The (literal) highlight of a Jubilee is the beacon. There are scores of bonfires each time, and the biggest of them is the beacon – a fire on top of a prominent hill, from where another beacon can be seen, and so in turn the length of Shetland. Margaret Chalmers, in 1809 Verses on the Jubilee night, at Lerwick, hoped that “with tapers and rockets, and bonfires around, I’m sure we were doing our best”.

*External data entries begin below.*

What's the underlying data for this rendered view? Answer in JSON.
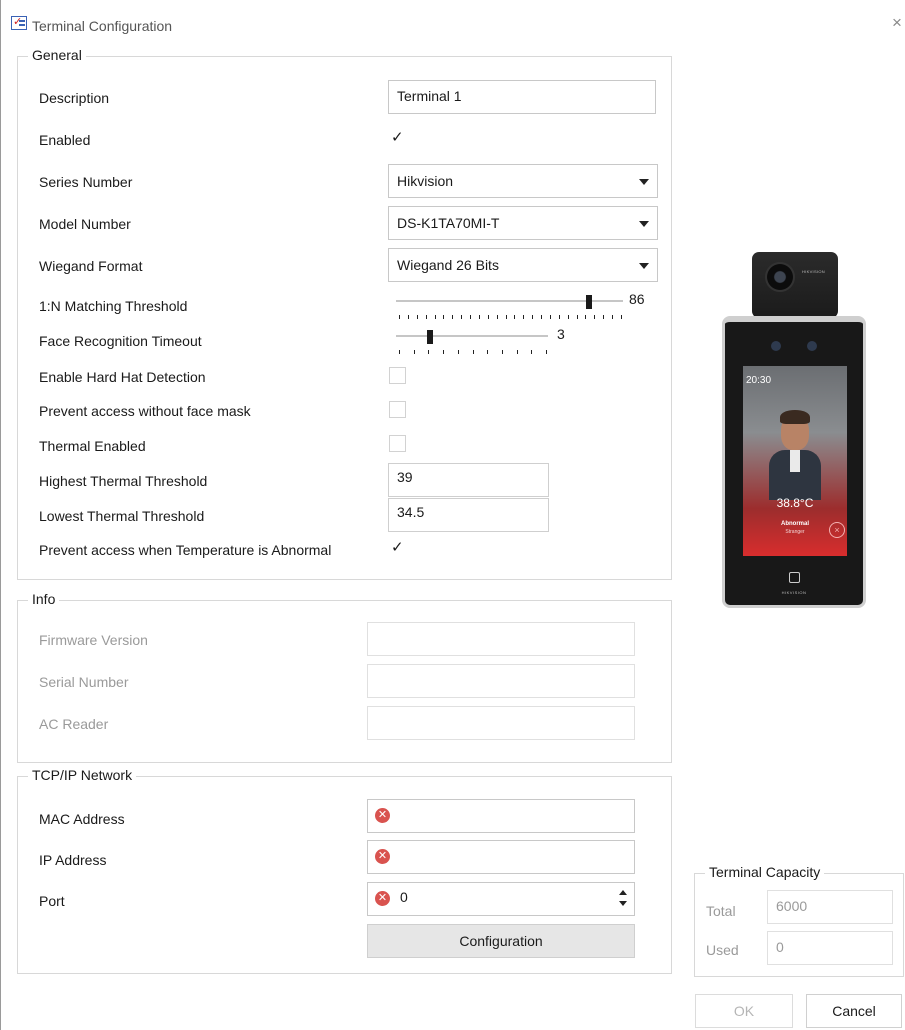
{
  "window": {
    "title": "Terminal Configuration",
    "close_glyph": "×"
  },
  "general": {
    "legend": "General",
    "description": {
      "label": "Description",
      "value": "Terminal 1"
    },
    "enabled": {
      "label": "Enabled",
      "checked": true
    },
    "series_number": {
      "label": "Series Number",
      "value": "Hikvision"
    },
    "model_number": {
      "label": "Model Number",
      "value": "DS-K1TA70MI-T"
    },
    "wiegand_format": {
      "label": "Wiegand Format",
      "value": "Wiegand 26 Bits"
    },
    "matching_threshold": {
      "label": "1:N Matching Threshold",
      "value": "86"
    },
    "face_timeout": {
      "label": "Face Recognition Timeout",
      "value": "3"
    },
    "hard_hat": {
      "label": "Enable Hard Hat Detection",
      "checked": false
    },
    "face_mask": {
      "label": "Prevent access without face mask",
      "checked": false
    },
    "thermal_enabled": {
      "label": "Thermal Enabled",
      "checked": false
    },
    "highest_thermal": {
      "label": "Highest Thermal Threshold",
      "value": "39"
    },
    "lowest_thermal": {
      "label": "Lowest Thermal Threshold",
      "value": "34.5"
    },
    "abnormal_temp": {
      "label": "Prevent access when Temperature is Abnormal",
      "checked": true
    }
  },
  "info": {
    "legend": "Info",
    "firmware": {
      "label": "Firmware Version",
      "value": ""
    },
    "serial": {
      "label": "Serial Number",
      "value": ""
    },
    "ac_reader": {
      "label": "AC Reader",
      "value": ""
    }
  },
  "network": {
    "legend": "TCP/IP Network",
    "mac": {
      "label": "MAC Address",
      "value": ""
    },
    "ip": {
      "label": "IP Address",
      "value": ""
    },
    "port": {
      "label": "Port",
      "value": "0"
    },
    "config_button": "Configuration",
    "error_glyph": "✕"
  },
  "capacity": {
    "legend": "Terminal Capacity",
    "total": {
      "label": "Total",
      "value": "6000"
    },
    "used": {
      "label": "Used",
      "value": "0"
    }
  },
  "device": {
    "time": "20:30",
    "temperature": "38.8°C",
    "status": "Abnormal",
    "substatus": "Stranger",
    "brand": "HIKVISION"
  },
  "footer": {
    "ok_label": "OK",
    "cancel_label": "Cancel"
  },
  "icons": {
    "app_icon": "app-icon",
    "checkmark": "✓",
    "error": "error-icon",
    "dropdown": "chevron-down-icon"
  }
}
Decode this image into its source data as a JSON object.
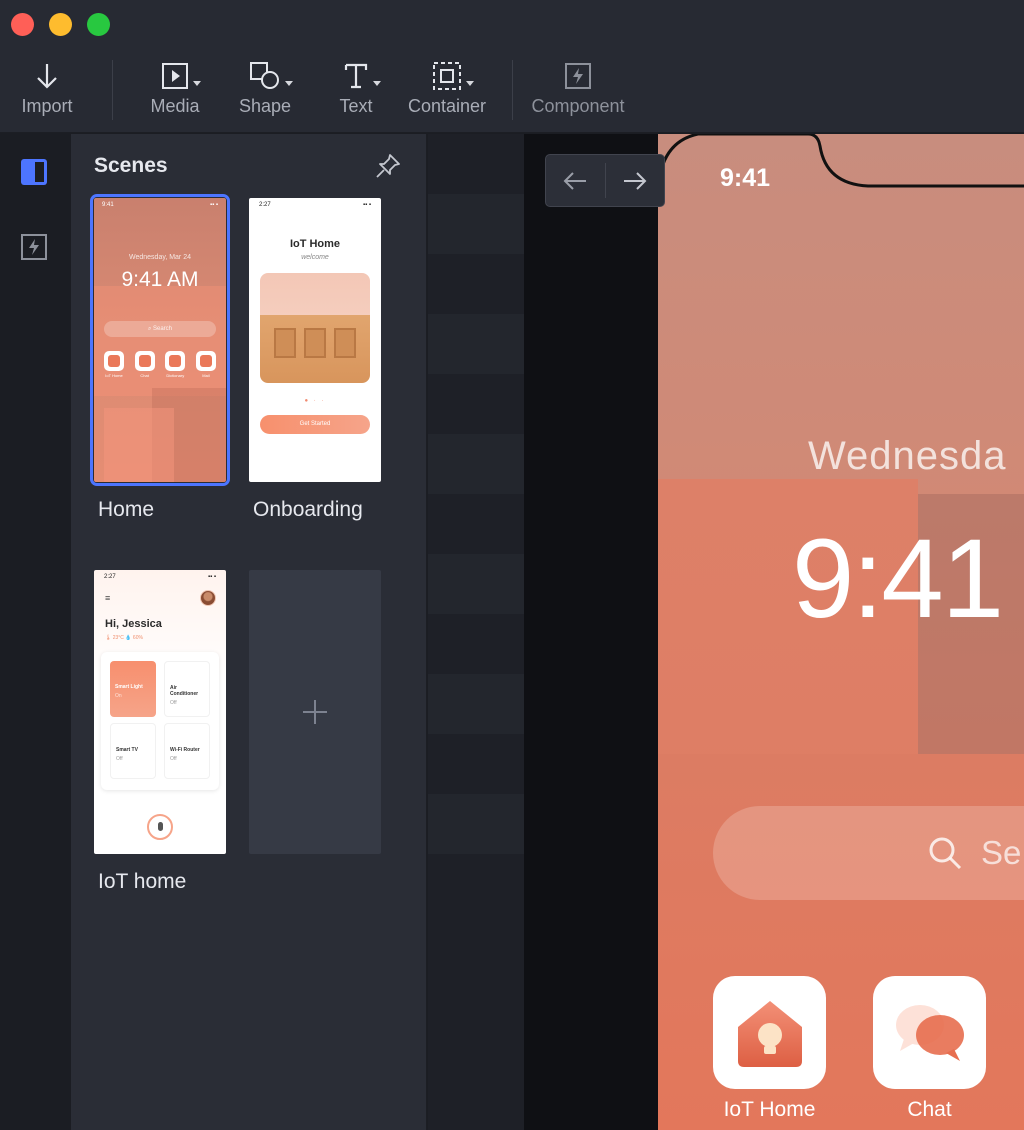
{
  "toolbar": {
    "import": "Import",
    "media": "Media",
    "shape": "Shape",
    "text": "Text",
    "container": "Container",
    "component": "Component"
  },
  "panel": {
    "title": "Scenes",
    "scenes": [
      {
        "name": "Home"
      },
      {
        "name": "Onboarding"
      },
      {
        "name": "IoT home"
      }
    ]
  },
  "thumb_home": {
    "status_time": "9:41",
    "date": "Wednesday, Mar 24",
    "time": "9:41 AM",
    "search": "Search",
    "apps": [
      "IoT Home",
      "Chat",
      "Dictionary",
      "Mail"
    ]
  },
  "thumb_onboarding": {
    "status_time": "2:27",
    "title": "IoT Home",
    "subtitle": "welcome",
    "button": "Get Started"
  },
  "thumb_iot": {
    "status_time": "2:27",
    "greeting": "Hi, Jessica",
    "meta": "🌡 23°C    💧 60%",
    "tiles": [
      {
        "name": "Smart Light",
        "state": "On"
      },
      {
        "name": "Air Conditioner",
        "state": "Off"
      },
      {
        "name": "Smart TV",
        "state": "Off"
      },
      {
        "name": "Wi-Fi Router",
        "state": "Off"
      }
    ]
  },
  "preview": {
    "status_time": "9:41",
    "date": "Wednesda",
    "clock": "9:41",
    "search": "Se",
    "apps": [
      "IoT Home",
      "Chat"
    ]
  },
  "colors": {
    "accent": "#4d75ff",
    "panel_bg": "#2a2d36",
    "toolbar_bg": "#272a33",
    "brand_coral": "#ea7859"
  }
}
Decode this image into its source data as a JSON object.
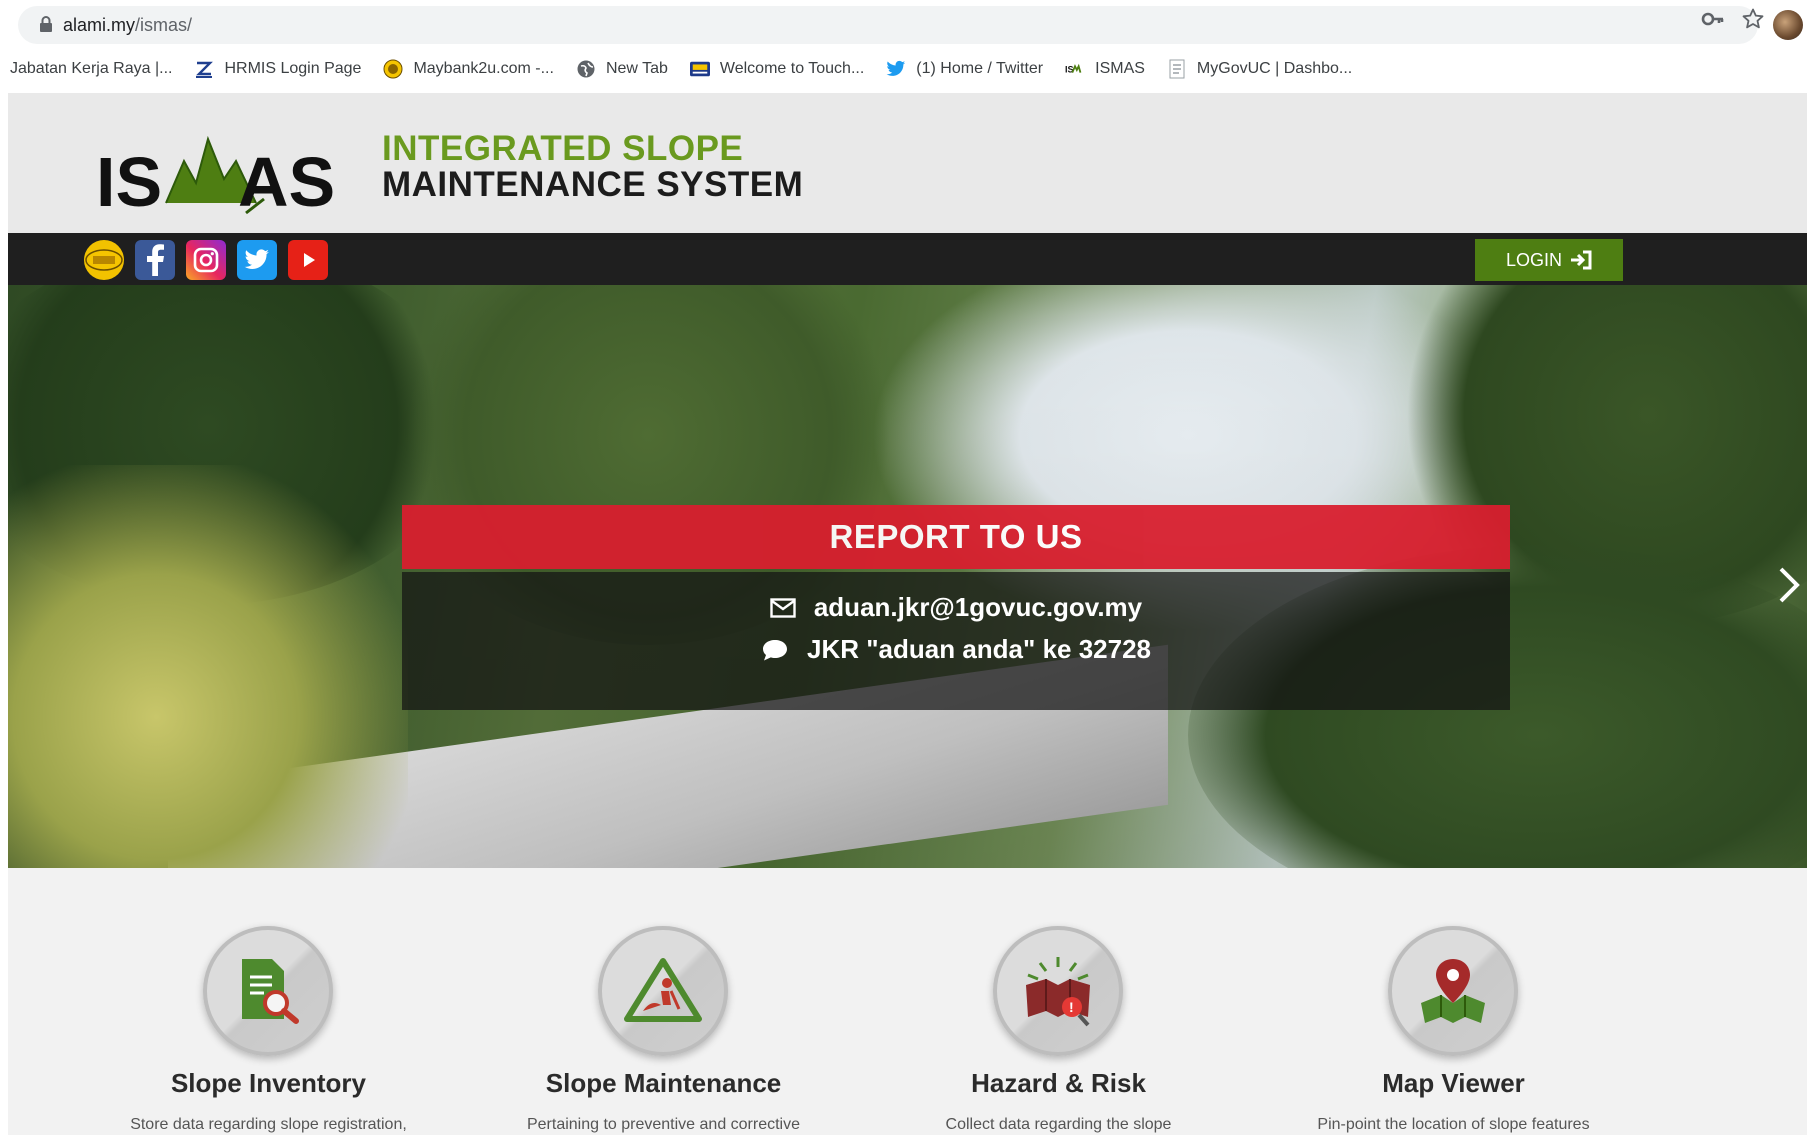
{
  "browser": {
    "url_host": "alami.my",
    "url_path": "/ismas/",
    "bookmarks": [
      {
        "label": "Jabatan Kerja Raya |...",
        "icon": "jkr-icon"
      },
      {
        "label": "HRMIS Login Page",
        "icon": "hrmis-icon"
      },
      {
        "label": "Maybank2u.com -...",
        "icon": "maybank-icon"
      },
      {
        "label": "New Tab",
        "icon": "globe-icon"
      },
      {
        "label": "Welcome to Touch...",
        "icon": "touchngo-icon"
      },
      {
        "label": "(1) Home / Twitter",
        "icon": "twitter-icon"
      },
      {
        "label": "ISMAS",
        "icon": "ismas-icon"
      },
      {
        "label": "MyGovUC | Dashbo...",
        "icon": "document-icon"
      }
    ]
  },
  "header": {
    "logo_text_left": "IS",
    "logo_text_right": "AS",
    "tagline_line1": "INTEGRATED SLOPE",
    "tagline_line2": "MAINTENANCE SYSTEM",
    "brand_green": "#6a9a1f"
  },
  "navbar": {
    "social": [
      "jkr-logo-icon",
      "facebook-icon",
      "instagram-icon",
      "twitter-icon",
      "youtube-icon"
    ],
    "login_label": "LOGIN",
    "login_color": "#4e7e12"
  },
  "hero": {
    "report_title": "REPORT TO US",
    "email": "aduan.jkr@1govuc.gov.my",
    "sms": "JKR \"aduan anda\" ke 32728",
    "report_color": "#d81f2e"
  },
  "features": [
    {
      "title": "Slope Inventory",
      "desc": "Store data regarding slope registration,",
      "icon": "document-search-icon"
    },
    {
      "title": "Slope Maintenance",
      "desc": "Pertaining to preventive and corrective",
      "icon": "worker-warning-icon"
    },
    {
      "title": "Hazard & Risk",
      "desc": "Collect data regarding the slope",
      "icon": "hazard-map-icon"
    },
    {
      "title": "Map Viewer",
      "desc": "Pin-point the location of slope features",
      "icon": "map-pin-icon"
    }
  ]
}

The efforts folk went to in Northmavine in 1887 are impressive anyone. People decided to celebrate with a bonfire on Ronas Hill, and the Shetland News observed “the work was no easy matter, as all the material required [had] to be transported by human strength from the foot of the hill to the top”. Folk carted wood from Hillswick to Heylor, where they crossed Ronasvoe by boats, ready to begin their uphill plod; “each one takes a bundle on his back and commences to scramble up the steep and rugged side… for the first three or four hundred yards the path is very steep and difficult, and we find it necessary to stop and take breath”. Sixty people went to the summit, where they built their beacon. There were rockets, drams, and a dance, rounded-off by singing the National Anthem, toasting the queen, and cheers all round. They must have been puffed-out by the time they finished at 1.00 in the morning, but they then had to begin their weary way back!
For the 1897 Jubilee there were bonfires again, and Hay Shennan, recorded that “never had they been so numerous as on this occasion”. He went to the beacon on the Wart, Bressay, and from there folk could see sixteen other fires through Shetland. Folk gathered at the Wart shoved kettles into the bonfire to brew-up festive tea. For the 1977 Jubilee there were the usual “unofficial” bonfires, plus four official beacons that were part of the chain that ran the length of the kingdom. These were: the Wart, Fair Isle; Erne’s Ward, Dunrossness; the Wart, Bressay; Saxavord, Unst. Clearly, Fair Isle’s role was the most important link in the chain in whole country, otherwise the whole scheme would fail! The beacon at Dunrossness was lit by the Lord Lieutenant, attended by around 250 folk.
A good day for it
Finally, what nobody can plan – the weather. Because Jubilees generally take place in June (1809’s was in October, and 1935’s in May), conditions have generally been kind. Margaret Chalmers described the rockets and fires in the moonlight at Lerwick in 1809; “when illuminations take place in the absence of the moon, the sea reflects the lights. On the happy evening here referred to, the moon being at the full, prevented the effect of the liquid mirror, but made ample amends by the pleasure which the sight of that beautiful luminary, holding her way through an unclouded sky, afforded.” In 1887 the day was crowned by good weather for the parades, picnics, and games, and in Lerwick, Thomas Manson reminisced that “the sun shone gloriously all day. Not a drop of rain fell; the sky was clear, and the sea smooth; better elemental conditions could not have been wished for.” Meanwhile, in Northmavine, “as the day wore on the dark heavy clouds began to disperse, and the sun shone out in all his glory”.
Of course, we can’t be certain things will go pleasurably, and some Jubilees haven’t been summery at all, depending on where you were. For the 1977 Jubilee at Unst “160 children stuck it out for most of Tuesday afternoon despite a cold blustery wind”, and when on 2002 Jubilee the Whalsay Church had a sandcastle competition, the teams building them maybe had the benefit of damp to stick the sand together, for the Shetland Times described conditions as “poor”! During the 2012 Jubilee things went better weather-wise, and anyone viewing the telly could see London was gloomy whilst Shetland was bright, and a Shetland Times correspondent thought “the Queen and Prince Philip might have done better to forsake the River Thames for the Pool of Virkie on Sunday – it was much brighter and very much drier”.
A Platinum Jubilee is unique – we’ve not waited 70 years for one, but a thousand – so please let it be sunny and minus midges!
This article was first published in the Shetland Times.